In 2006, when I realized that I had made my goal of saving up enough to quit my job and move across country, I did consider five cities: Boston, Washington, Chicago, San Francisco, and Portland. I ruled out Boston and Chicago pretty easily because of the cold winters and expense of living there. My biggest aversion to moving back to D.C. was that I didn't want to feel like I was "moving backwards" in a futile repeat of 2000. Plus, I actually believed Karl Rove's talk about a "permanent Republican majority", which was just too depressing to contemplate. So, my focus became a toss-up between San Francisco and Portland.
In retrospect, had I known that one of my best friends would get stationed in the D.C. metro area in late 2006 or that the Democrats would retake control of Congress in that election cycle (and the White House two years later), I most likely would have moved back to D.C. and gotten involved in James Webb's Senate campaign (who knows...I could've been one of his staff members these past three years!).
Though my heart was in San Francisco, the fear of running out of money before I found a job was real at the time. Plus, I knew that the city is so expensive that I wouldn't have been able to afford my own apartment and would have had to live with roommates. That's not an option I ever look forward to, due to plenty of bad apples in college.
My biggest fear about Portland was that I wouldn't find a career that interested me. I had job searched all summer in 2006, looking at what was available in Portland and San Francisco. There was no comparison. San Francisco had more interesting jobs available. Portland seemed to lack good jobs. Since I've moved to Portland, I have found that to be very true. The lack of good jobs is the biggest negative for this otherwise great city. After a 40-month long search for a better job, I'm ready to give up on Portland. The truth is, if I really value my international politics degree, moving to Portland was the worst decision I could have ever made for my career goals. Yes, its a beautiful and livable city with a great liberal and small community vibe. However, the choice I face is: Do I want to continue this never ending search for a better job while I continue to work at the worst place I've ever worked at (with its bad management, low morale among co-workers, and high levels of dysfunction) or do I want to take a risk in the direction of careers that excite me in a city that always pulls at my heartstrings?
When I lived in D.C. in 2000, there were many moments where I had the thought: "I'm in the city of my soulmates." After almost four years in Portland with none of the objectives I set for myself before I moved having been accomplished, I think it might be time once again to take that risk. However, I am giving Portland until June to show me that it wishes to keep me as a resident. Two events have to happen and if neither of them does, then the temptation to cut my losses and move on will be too strong come August when my apartment's lease is up for renewal and I receive my refund check from Uncle Sam.

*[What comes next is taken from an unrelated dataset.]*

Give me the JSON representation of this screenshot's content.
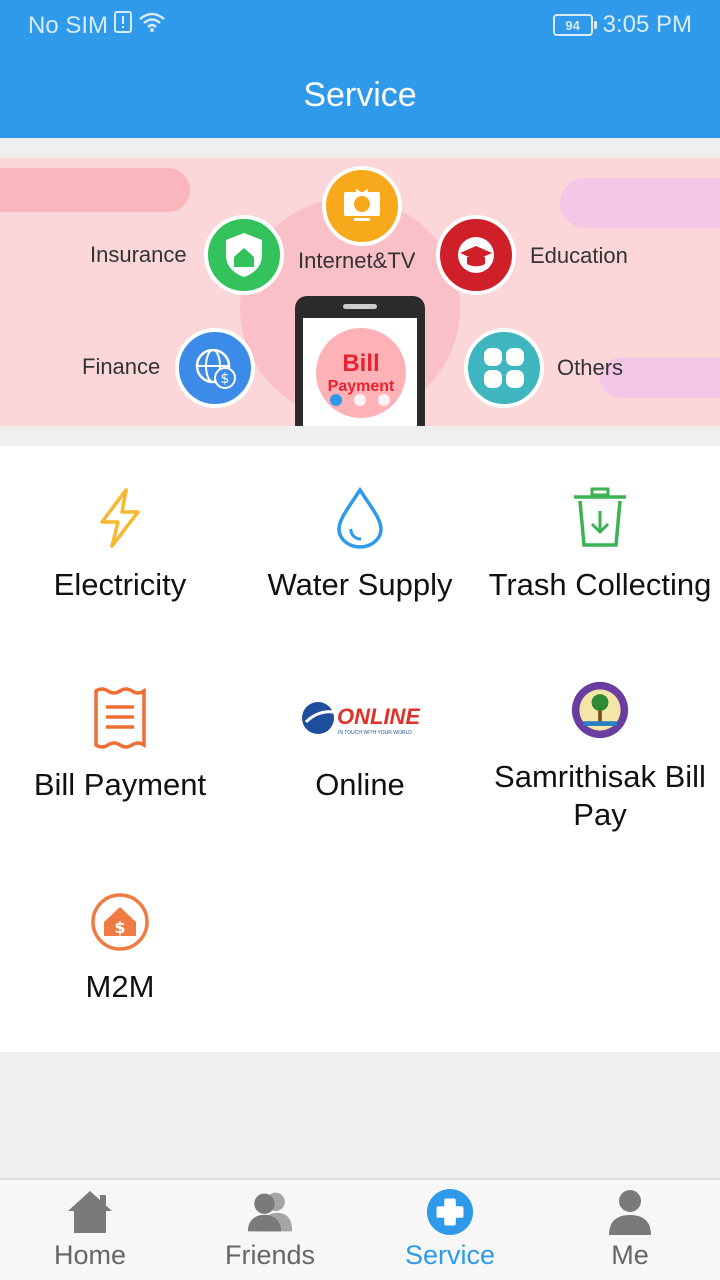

In the past decade, the most important lesson I learned is that I should have listened to Jenet instead of my parents. It would have made a huge difference in my life. I could have been in my dream career. After all, Jenet eventually found her career after working various jobs in a mall. I gave up on my dreams too soon and paid a huge price (ten years in three crappy jobs). The choice before me is to continue slaving away in a job I despise or taking a risk towards my international career in the city that continues to attract me.